▸ DATA FOR ANALYSIS:
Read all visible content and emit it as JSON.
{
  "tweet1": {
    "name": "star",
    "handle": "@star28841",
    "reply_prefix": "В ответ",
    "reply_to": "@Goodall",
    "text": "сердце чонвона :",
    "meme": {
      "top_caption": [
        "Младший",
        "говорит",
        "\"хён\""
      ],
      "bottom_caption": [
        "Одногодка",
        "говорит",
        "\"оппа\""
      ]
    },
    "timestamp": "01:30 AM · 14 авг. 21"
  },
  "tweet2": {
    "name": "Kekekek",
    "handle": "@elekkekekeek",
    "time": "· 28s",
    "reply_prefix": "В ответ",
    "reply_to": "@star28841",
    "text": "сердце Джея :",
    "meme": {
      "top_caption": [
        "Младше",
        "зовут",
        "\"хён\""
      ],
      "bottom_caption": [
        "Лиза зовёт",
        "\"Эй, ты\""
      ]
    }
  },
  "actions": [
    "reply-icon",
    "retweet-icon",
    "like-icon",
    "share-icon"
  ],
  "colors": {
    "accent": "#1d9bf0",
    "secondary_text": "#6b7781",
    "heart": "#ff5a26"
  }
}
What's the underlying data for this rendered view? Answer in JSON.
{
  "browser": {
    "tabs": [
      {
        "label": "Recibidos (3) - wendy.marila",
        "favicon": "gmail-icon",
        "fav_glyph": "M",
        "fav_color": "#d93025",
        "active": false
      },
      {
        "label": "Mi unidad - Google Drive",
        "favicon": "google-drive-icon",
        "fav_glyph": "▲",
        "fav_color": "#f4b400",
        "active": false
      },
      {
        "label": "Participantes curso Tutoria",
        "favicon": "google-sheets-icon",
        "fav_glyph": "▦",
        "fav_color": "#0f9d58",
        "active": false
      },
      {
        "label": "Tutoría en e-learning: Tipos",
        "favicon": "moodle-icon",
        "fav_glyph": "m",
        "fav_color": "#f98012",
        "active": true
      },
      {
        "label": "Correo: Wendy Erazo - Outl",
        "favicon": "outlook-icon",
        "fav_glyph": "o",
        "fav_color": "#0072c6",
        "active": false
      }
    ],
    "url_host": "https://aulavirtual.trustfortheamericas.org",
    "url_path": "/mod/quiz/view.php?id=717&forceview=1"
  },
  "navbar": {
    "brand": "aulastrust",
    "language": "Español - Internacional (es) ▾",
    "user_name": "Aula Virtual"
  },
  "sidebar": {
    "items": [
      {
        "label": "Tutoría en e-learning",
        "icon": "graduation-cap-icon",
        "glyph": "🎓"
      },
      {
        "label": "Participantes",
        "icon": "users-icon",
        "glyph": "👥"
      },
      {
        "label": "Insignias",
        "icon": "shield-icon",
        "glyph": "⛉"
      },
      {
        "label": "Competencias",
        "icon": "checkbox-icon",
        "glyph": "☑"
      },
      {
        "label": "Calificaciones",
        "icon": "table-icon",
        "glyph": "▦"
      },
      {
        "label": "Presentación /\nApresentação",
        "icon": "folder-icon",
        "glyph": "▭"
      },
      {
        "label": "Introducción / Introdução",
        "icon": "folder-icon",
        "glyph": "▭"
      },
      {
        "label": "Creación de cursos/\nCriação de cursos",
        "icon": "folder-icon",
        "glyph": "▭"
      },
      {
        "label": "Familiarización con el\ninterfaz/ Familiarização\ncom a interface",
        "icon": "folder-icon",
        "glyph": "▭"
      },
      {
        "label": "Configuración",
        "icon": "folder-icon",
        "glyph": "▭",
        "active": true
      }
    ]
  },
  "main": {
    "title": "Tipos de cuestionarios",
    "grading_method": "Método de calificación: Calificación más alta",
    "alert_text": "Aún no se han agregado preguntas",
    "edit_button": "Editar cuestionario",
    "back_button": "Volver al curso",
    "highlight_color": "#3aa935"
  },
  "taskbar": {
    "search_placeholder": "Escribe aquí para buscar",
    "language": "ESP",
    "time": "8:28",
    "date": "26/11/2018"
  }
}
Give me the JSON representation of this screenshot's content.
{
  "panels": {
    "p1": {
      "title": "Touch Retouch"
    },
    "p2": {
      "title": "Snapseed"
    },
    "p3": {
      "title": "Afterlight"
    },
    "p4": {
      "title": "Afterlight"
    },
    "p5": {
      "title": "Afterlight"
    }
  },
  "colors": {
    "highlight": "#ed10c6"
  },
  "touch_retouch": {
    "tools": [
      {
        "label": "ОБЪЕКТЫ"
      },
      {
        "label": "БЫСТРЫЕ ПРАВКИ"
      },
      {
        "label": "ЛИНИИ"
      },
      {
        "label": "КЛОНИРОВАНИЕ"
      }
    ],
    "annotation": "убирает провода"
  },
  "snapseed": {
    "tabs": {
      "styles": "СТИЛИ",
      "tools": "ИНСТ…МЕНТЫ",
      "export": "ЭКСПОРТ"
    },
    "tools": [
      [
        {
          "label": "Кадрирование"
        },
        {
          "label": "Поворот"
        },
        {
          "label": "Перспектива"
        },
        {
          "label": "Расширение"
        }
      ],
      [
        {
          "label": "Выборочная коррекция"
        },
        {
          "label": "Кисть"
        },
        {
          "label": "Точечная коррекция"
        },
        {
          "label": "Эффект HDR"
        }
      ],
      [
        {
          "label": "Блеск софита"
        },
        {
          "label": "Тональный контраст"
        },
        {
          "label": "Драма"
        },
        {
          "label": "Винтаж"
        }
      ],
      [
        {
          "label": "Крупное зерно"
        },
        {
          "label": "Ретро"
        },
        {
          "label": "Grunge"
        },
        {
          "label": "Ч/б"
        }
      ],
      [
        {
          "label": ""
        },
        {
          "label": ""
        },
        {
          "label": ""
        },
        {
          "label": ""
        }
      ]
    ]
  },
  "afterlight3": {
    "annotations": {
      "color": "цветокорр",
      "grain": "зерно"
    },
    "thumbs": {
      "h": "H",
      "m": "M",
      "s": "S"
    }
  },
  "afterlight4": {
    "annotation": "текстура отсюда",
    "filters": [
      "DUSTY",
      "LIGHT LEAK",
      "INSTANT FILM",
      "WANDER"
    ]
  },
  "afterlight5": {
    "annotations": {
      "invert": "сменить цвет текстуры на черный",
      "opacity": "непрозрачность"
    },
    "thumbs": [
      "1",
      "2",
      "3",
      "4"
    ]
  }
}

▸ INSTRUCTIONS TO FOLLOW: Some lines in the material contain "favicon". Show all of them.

▸ TASK OUTPUT:
        "favicon": "gmail-icon",
        "favicon": "google-drive-icon",
        "favicon": "google-sheets-icon",
        "favicon": "moodle-icon",
        "favicon": "outlook-icon",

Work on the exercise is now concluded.